§ **Extracted records**
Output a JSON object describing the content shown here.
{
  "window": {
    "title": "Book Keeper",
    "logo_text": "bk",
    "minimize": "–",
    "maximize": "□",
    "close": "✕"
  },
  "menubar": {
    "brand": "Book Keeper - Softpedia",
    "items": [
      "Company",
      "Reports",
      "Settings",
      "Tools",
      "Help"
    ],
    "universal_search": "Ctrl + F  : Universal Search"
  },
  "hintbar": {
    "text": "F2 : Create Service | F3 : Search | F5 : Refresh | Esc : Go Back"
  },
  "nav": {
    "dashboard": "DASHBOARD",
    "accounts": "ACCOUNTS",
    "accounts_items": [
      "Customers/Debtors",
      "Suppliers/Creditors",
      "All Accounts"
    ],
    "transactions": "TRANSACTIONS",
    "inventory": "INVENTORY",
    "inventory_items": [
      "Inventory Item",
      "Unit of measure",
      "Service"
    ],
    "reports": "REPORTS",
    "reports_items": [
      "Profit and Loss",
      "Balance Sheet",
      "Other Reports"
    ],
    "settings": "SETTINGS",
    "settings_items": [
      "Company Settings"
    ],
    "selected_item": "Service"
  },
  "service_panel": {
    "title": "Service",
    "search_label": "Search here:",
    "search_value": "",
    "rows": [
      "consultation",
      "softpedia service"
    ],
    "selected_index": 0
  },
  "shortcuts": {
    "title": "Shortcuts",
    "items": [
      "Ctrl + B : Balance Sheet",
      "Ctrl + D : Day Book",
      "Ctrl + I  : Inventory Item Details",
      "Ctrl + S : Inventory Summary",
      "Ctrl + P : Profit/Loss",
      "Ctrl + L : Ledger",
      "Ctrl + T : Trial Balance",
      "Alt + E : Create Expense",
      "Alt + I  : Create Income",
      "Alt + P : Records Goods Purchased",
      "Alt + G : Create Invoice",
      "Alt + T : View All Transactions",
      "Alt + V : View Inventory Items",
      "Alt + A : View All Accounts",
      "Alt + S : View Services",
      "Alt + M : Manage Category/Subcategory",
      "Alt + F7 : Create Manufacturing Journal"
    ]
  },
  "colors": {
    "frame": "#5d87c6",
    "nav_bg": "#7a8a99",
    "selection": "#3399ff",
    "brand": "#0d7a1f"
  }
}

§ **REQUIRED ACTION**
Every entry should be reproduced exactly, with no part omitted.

§ **ANSWER TO THIS PROBLEM**
Output a JSON object describing the content shown here.
{
  "window": {
    "title": "Book Keeper",
    "logo_text": "bk",
    "minimize": "–",
    "maximize": "□",
    "close": "✕"
  },
  "menubar": {
    "brand": "Book Keeper - Softpedia",
    "items": [
      "Company",
      "Reports",
      "Settings",
      "Tools",
      "Help"
    ],
    "universal_search": "Ctrl + F  : Universal Search"
  },
  "hintbar": {
    "text": "F2 : Create Service | F3 : Search | F5 : Refresh | Esc : Go Back"
  },
  "nav": {
    "dashboard": "DASHBOARD",
    "accounts": "ACCOUNTS",
    "accounts_items": [
      "Customers/Debtors",
      "Suppliers/Creditors",
      "All Accounts"
    ],
    "transactions": "TRANSACTIONS",
    "inventory": "INVENTORY",
    "inventory_items": [
      "Inventory Item",
      "Unit of measure",
      "Service"
    ],
    "reports": "REPORTS",
    "reports_items": [
      "Profit and Loss",
      "Balance Sheet",
      "Other Reports"
    ],
    "settings": "SETTINGS",
    "settings_items": [
      "Company Settings"
    ],
    "selected_item": "Service"
  },
  "service_panel": {
    "title": "Service",
    "search_label": "Search here:",
    "search_value": "",
    "rows": [
      "consultation",
      "softpedia service"
    ],
    "selected_index": 0
  },
  "shortcuts": {
    "title": "Shortcuts",
    "items": [
      "Ctrl + B : Balance Sheet",
      "Ctrl + D : Day Book",
      "Ctrl + I  : Inventory Item Details",
      "Ctrl + S : Inventory Summary",
      "Ctrl + P : Profit/Loss",
      "Ctrl + L : Ledger",
      "Ctrl + T : Trial Balance",
      "Alt + E : Create Expense",
      "Alt + I  : Create Income",
      "Alt + P : Records Goods Purchased",
      "Alt + G : Create Invoice",
      "Alt + T : View All Transactions",
      "Alt + V : View Inventory Items",
      "Alt + A : View All Accounts",
      "Alt + S : View Services",
      "Alt + M : Manage Category/Subcategory",
      "Alt + F7 : Create Manufacturing Journal"
    ]
  },
  "colors": {
    "frame": "#5d87c6",
    "nav_bg": "#7a8a99",
    "selection": "#3399ff",
    "brand": "#0d7a1f"
  }
}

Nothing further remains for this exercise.